• This would mean that large data-handling entities such as Google, Amazon, Facebook, and even the NHS could have different data rights and responsibilities to small, independent firms.

• It may mean an end to those continual pop-ups that UK citizens see whenever they visit a new web page.

• New rules would also make it easier for UK organisations to send and share data about UK citizens to other countries with similarly robust data standards, such as Singapore, Dubai, Columbia, and the United States.


This will not let British businesses off the hook entirely.

EU citizens will still be able to exercise their GDPR rights over British businesses, as those rights are universal. It means that UK firms should still keep their GDPR processes in place. In fact, it is quite likely that these processes will be placed under even higher scrutiny once the UK starts operating under a different system. As a recruiter, if you are sourcing talent or clients from within the EU, you are likely to be impacted by this.

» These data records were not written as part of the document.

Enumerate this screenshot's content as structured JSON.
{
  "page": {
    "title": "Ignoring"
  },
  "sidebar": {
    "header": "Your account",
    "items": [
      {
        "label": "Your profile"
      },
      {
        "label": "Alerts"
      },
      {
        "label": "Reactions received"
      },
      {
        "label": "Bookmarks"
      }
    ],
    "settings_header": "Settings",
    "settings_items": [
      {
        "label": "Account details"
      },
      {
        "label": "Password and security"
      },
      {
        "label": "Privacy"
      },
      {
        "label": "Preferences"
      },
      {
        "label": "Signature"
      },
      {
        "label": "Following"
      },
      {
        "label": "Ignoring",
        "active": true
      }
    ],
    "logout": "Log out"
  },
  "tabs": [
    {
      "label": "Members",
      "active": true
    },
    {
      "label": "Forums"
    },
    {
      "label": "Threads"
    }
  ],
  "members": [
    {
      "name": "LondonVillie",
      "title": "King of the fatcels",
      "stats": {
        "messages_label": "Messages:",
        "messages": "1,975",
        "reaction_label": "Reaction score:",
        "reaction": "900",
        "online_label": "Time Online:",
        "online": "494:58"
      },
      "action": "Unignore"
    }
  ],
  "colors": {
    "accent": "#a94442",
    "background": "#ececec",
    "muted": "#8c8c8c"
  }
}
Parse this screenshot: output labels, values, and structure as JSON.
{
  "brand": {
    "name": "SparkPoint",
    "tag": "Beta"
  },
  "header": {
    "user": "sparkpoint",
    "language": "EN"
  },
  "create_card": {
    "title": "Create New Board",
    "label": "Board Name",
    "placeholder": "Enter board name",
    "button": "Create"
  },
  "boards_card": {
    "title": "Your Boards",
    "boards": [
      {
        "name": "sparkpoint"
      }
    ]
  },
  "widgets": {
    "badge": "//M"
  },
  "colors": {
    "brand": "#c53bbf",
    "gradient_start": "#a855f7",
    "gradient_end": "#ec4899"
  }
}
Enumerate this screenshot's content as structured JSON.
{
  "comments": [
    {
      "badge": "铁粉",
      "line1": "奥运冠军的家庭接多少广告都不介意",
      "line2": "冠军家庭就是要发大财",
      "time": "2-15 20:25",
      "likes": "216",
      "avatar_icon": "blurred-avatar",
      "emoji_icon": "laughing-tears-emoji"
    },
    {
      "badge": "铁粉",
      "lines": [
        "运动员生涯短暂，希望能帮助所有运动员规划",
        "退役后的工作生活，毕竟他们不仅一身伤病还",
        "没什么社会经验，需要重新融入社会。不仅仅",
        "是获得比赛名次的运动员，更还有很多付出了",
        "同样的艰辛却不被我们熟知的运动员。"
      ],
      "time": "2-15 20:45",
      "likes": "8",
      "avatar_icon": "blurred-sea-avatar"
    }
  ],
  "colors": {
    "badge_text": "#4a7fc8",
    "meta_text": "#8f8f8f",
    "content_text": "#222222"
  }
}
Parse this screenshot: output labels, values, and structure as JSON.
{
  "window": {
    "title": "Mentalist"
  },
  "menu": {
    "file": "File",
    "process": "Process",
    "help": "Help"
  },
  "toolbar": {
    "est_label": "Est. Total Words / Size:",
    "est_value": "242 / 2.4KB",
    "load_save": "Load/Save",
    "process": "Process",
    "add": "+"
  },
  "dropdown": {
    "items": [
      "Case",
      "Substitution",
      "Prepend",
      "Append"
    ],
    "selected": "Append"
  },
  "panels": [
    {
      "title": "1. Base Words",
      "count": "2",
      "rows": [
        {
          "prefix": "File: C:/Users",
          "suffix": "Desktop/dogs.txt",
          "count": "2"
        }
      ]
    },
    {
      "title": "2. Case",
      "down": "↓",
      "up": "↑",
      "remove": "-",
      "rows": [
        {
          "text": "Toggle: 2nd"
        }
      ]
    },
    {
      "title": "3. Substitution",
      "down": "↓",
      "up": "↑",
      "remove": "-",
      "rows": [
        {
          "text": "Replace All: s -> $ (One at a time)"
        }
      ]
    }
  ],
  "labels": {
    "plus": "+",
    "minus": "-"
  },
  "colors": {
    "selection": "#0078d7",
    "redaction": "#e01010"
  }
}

There is also a concern that a new UK system may be deemed inadequate in matching the robustness of the existing GDPR. Should this be the case, UK firms would be blocked from transmitting data of EU citizens to outside countries.

This means that British organisations may, in effect, need to ban EU citizens from their platforms and services as they would be unable to demonstrate legal processing of those individuals’ data. For enterprises with EMEA-facing activity, this could pose the stark choice: relocate, or cease operations.

Clearly, there will be tough decisions facing some UK enterprises. there is also likely to be a fresh round of “compliance panic” and last-minute report filing. eBoss will keep you updated with all of the developments.

Read more about privacy laws and enterprise solutions in our data compliance centre.